Safety features include six airbags standard with rear-seat side-impact airbags optional, as is GM’s Electronic Stability Control.
Under The Hood: There is one basic powerplant, with three configurations, and two transmission choices. Our test vehicle was equipped with GM’s standard 2.4-liter, DOHC, four-banger with eAssist, that puts 182 horses to the highway, with 172 pound-feet of torque, and married to a six-speed automatic — the only transmission with this engine. The eAssist system uses power stored in the lithium-ion battery to provide needed electrical boost in various driving situations and enables regenerative braking capability, optimizing engine and transmission operation. Fuel economy is rated at 25/city and 36/highway.
There’s an optional Eco-Tec 220-horse turbocharged, direct-injected 2-liter, that delivers 260 pound-feet of torque, and a high-output turbo version that puts down 270 horses and 295 pound-feet of torque. Both are available with either a 6-speed stick or automatic.
Behind The Wheel: We found the Regal very quiet, with a nice, smooth highway ride. In fact, it may be the quietest car in its class. A bad road surface will transmit some noise however, and we noticed some slight wind noise from behind at speed. But even with the engine pushing hard, it’s little more than background noise, with no audible hint it’s even working hard.

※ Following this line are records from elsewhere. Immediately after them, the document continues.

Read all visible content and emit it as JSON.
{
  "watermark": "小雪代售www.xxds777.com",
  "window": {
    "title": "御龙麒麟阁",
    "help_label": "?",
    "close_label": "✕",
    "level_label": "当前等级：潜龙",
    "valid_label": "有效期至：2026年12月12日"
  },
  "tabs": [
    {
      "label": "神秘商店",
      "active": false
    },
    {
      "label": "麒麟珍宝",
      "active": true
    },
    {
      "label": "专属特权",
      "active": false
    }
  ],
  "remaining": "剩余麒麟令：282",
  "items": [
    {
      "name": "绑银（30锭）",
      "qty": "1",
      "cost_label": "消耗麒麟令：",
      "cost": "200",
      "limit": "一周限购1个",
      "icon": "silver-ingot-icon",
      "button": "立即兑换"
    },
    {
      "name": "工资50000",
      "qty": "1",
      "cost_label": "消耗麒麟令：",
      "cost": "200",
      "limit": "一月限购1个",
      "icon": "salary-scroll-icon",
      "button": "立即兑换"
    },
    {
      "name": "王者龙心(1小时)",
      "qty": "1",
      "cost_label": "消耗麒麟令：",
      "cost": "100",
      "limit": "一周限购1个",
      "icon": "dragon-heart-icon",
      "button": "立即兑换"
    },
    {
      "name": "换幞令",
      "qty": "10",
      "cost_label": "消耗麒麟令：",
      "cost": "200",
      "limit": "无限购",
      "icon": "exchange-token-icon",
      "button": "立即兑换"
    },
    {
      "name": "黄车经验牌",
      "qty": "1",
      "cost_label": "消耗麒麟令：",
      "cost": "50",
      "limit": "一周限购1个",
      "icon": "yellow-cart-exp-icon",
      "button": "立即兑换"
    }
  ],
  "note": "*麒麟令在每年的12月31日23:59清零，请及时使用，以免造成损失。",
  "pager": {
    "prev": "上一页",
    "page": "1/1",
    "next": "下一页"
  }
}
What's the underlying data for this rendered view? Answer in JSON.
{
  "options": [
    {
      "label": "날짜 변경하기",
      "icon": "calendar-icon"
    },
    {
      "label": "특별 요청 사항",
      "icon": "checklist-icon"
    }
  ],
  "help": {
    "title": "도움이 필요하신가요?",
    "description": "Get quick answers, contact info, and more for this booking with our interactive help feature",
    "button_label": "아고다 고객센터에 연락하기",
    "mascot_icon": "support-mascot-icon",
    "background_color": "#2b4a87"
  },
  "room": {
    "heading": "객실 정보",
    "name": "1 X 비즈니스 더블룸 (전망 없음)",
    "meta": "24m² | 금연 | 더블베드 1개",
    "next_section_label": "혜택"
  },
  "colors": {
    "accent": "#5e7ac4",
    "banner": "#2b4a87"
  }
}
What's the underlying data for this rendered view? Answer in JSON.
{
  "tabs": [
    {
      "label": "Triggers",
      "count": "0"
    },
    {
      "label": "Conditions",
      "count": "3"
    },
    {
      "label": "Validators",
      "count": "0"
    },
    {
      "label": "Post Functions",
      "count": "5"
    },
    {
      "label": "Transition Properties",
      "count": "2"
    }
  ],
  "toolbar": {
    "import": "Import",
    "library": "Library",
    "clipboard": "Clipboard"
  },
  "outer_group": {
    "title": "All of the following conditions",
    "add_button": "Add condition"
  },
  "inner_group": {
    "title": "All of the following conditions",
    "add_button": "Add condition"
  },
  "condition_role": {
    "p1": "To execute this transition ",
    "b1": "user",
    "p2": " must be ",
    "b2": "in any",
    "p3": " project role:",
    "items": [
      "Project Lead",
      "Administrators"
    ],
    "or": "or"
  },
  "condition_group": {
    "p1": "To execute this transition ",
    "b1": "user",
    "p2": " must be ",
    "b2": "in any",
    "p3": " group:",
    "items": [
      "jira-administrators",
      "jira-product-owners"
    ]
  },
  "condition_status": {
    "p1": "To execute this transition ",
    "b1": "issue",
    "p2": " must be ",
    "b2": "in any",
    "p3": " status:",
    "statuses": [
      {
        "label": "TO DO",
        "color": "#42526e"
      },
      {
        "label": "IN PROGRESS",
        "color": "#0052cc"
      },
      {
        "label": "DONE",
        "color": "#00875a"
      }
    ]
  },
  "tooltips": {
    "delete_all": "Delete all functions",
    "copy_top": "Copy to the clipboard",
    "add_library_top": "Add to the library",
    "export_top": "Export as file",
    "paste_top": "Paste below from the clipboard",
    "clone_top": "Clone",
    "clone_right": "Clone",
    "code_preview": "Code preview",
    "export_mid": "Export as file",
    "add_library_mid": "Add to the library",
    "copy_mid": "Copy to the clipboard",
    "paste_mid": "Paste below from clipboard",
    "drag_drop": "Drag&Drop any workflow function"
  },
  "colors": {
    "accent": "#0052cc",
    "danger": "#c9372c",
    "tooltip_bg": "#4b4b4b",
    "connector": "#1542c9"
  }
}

The Regal has a very solid feel, and driving it hard at freeway speeds offered comfort and quiet. The steering provides good feedback, feel and directional stability, and the brakes are certainly up to the challenge. Both the gas and brake pedals are engineered to require some foot travel before you get into heavy braking or kick-down acceleration, rather than the instant bite of a sports sedan. And while it’s not a true sports sedan, like some of its competitors — namely the Acura TSX, Audi A4, Mazda 6, VW Passat, Volvo S60, and Lexus ES — it’s pretty close.
Whines: While the Regal is more than adequate around town or on the freeway, the standard 2.4 could be pushing it passing a truck on a two-lane blacktop or climbing a mountain grade.
Bottom Line: The Buick Regal offers a stylish alternative to the entry-premium midsize sedan segment, delivering visual appeal, soothing quiet, smooth ride, easily deciphered features, comfort and economy conducive to long drives — and a better than average warranty.